▶ **TASK DIRECTIONS**: Filter the data for lines with the word "JSON", then copy every line so identified.

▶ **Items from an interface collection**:
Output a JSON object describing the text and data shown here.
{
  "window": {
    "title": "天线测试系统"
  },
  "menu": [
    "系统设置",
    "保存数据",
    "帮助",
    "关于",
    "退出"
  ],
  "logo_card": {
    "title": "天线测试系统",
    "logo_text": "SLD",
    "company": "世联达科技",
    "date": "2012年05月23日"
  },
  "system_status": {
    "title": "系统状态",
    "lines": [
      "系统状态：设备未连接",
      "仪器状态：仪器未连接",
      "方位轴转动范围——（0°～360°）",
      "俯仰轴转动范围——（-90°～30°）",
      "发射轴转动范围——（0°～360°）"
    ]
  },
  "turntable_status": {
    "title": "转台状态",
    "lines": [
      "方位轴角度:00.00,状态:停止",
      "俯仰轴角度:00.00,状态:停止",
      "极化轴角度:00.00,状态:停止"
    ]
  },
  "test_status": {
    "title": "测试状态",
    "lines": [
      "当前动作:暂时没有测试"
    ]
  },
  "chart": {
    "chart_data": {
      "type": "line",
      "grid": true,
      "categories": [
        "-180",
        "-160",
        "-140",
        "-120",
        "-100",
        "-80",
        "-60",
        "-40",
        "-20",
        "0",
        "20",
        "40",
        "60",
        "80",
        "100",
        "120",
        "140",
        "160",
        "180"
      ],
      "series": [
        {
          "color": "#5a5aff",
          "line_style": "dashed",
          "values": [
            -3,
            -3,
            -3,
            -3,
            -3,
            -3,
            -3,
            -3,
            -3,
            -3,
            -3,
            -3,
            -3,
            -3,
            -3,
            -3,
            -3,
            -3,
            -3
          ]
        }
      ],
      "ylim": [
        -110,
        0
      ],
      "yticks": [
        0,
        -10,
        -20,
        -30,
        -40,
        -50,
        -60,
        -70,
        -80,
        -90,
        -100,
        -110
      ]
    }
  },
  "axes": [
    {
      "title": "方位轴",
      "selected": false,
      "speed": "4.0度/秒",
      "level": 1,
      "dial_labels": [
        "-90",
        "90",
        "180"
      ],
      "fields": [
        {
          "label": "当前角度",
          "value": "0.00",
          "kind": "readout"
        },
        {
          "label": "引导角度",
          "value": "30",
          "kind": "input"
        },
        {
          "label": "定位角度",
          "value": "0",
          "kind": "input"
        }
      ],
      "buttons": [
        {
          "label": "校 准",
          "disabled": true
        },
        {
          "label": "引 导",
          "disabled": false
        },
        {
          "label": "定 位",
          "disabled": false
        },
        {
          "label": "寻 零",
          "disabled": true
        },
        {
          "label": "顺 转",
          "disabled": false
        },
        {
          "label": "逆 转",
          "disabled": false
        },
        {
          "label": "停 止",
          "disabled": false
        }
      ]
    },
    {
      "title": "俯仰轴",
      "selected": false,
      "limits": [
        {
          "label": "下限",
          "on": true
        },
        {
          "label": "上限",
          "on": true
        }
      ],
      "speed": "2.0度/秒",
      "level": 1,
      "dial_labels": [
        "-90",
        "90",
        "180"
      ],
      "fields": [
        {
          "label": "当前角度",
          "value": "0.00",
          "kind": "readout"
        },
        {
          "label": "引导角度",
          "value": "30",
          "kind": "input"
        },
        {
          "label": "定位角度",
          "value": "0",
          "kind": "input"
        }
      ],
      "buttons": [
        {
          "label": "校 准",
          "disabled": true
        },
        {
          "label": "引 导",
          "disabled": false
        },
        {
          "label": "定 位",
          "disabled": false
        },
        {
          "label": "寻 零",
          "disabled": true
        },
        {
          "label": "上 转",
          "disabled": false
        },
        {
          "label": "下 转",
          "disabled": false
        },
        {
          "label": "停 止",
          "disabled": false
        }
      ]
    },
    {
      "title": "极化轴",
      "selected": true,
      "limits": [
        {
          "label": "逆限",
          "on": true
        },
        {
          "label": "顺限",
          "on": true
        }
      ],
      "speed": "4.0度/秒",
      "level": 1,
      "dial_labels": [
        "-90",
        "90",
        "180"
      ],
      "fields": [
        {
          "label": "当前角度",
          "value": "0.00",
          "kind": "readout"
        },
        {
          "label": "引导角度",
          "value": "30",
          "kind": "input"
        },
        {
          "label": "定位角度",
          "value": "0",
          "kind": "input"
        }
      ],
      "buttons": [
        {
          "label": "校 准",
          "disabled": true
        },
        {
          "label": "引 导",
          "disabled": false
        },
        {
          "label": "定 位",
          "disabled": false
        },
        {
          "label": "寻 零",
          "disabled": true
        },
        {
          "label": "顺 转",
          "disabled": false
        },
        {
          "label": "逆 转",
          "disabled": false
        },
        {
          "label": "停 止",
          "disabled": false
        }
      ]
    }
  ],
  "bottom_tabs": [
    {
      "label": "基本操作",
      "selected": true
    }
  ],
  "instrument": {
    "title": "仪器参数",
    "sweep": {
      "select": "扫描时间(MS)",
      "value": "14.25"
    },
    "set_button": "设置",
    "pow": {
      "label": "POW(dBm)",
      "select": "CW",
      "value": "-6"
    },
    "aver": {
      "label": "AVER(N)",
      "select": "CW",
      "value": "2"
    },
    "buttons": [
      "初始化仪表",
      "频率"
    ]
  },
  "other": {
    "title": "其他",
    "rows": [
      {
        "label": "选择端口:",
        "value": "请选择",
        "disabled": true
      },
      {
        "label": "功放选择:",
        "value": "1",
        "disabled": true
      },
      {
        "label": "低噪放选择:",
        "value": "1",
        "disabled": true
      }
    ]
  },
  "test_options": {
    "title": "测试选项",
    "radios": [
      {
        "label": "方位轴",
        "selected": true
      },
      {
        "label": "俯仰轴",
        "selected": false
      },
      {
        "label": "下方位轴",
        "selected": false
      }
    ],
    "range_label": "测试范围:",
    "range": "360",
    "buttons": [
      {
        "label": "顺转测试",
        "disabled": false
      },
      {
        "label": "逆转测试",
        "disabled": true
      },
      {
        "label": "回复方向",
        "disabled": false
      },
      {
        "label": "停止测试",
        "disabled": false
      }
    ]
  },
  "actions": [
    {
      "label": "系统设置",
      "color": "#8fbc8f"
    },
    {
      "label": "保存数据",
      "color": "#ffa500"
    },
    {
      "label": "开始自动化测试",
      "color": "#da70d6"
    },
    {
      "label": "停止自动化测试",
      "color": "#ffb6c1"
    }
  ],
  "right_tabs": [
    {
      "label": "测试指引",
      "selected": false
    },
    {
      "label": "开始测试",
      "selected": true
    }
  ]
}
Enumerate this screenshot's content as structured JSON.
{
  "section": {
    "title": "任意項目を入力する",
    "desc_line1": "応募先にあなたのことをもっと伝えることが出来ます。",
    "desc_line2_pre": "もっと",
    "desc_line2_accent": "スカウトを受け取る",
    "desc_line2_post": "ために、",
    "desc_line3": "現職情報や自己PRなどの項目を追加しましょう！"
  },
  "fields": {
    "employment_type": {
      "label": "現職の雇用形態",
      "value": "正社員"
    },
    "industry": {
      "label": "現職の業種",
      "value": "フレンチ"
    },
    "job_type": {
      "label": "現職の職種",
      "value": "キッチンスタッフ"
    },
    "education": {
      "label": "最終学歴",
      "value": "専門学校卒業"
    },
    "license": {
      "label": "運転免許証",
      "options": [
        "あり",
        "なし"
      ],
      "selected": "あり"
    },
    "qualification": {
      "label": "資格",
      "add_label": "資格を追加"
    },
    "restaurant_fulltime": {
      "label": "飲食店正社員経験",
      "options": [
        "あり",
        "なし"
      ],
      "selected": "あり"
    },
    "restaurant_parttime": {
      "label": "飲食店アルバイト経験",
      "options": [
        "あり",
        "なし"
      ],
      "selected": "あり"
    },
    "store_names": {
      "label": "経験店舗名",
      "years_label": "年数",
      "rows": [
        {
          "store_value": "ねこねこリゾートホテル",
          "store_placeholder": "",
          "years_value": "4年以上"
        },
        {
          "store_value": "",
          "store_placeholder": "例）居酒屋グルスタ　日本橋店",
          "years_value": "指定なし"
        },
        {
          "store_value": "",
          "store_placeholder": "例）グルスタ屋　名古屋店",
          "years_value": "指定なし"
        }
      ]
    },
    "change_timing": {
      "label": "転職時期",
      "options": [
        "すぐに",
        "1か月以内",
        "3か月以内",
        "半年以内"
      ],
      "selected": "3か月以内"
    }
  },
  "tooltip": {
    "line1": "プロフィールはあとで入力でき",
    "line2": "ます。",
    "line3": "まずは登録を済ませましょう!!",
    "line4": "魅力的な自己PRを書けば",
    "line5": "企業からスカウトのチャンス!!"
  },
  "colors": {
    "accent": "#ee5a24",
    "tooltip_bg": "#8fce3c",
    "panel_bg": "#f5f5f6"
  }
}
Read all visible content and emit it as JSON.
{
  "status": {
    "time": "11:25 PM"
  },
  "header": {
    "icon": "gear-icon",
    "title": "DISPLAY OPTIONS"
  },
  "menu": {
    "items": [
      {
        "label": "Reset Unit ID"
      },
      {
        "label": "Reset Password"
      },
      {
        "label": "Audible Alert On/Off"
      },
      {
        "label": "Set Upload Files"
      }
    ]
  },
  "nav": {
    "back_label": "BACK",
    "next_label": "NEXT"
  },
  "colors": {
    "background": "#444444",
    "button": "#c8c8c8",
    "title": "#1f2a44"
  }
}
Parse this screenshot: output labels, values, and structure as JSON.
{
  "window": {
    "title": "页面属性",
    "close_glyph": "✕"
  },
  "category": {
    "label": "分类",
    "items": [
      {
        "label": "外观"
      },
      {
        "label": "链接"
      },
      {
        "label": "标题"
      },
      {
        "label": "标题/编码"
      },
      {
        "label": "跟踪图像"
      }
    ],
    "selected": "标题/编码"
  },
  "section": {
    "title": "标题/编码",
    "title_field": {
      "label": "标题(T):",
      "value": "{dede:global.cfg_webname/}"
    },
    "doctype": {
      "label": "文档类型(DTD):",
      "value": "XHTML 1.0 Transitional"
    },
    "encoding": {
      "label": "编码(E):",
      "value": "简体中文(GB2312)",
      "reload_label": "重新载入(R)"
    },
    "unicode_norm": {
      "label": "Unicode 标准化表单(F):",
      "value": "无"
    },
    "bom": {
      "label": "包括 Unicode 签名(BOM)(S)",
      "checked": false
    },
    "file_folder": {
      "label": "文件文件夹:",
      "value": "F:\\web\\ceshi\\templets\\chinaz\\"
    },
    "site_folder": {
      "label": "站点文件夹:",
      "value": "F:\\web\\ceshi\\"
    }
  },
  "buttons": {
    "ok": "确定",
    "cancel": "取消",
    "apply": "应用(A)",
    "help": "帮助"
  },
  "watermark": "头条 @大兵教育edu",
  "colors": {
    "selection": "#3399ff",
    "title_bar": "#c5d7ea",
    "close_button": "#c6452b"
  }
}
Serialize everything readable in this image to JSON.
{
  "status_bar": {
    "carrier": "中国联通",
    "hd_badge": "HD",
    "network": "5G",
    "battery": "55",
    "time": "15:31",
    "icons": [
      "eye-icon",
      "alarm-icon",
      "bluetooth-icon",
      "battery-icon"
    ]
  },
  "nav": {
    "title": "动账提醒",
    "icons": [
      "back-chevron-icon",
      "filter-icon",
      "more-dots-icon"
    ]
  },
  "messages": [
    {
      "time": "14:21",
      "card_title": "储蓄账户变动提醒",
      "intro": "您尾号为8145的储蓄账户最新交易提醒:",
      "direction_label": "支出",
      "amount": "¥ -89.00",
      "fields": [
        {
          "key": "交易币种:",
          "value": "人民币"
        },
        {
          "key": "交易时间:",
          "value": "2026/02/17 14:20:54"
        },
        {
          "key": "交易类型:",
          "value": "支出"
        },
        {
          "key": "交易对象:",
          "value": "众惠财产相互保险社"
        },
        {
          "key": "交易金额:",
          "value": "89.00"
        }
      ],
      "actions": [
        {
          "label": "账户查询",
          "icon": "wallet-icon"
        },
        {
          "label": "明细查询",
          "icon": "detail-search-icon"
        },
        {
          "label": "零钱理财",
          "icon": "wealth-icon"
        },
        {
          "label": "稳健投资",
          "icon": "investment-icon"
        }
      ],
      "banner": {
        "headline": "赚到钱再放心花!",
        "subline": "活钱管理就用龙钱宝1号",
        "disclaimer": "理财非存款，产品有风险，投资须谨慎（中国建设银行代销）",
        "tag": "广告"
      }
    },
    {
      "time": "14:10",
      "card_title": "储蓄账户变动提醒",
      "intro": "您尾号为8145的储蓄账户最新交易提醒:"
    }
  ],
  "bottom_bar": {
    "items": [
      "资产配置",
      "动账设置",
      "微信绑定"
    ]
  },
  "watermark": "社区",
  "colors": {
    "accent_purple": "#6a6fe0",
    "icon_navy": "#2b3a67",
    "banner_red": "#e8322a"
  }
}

▶ **RESPONSE TO THIS TASK**:
Output a JSON object describing the text and data shown here.
Enumerate this screenshot's content as structured JSON.
Read all visible content and emit it as JSON.
Parse this screenshot: output labels, values, and structure as JSON.
Serialize everything readable in this image to JSON.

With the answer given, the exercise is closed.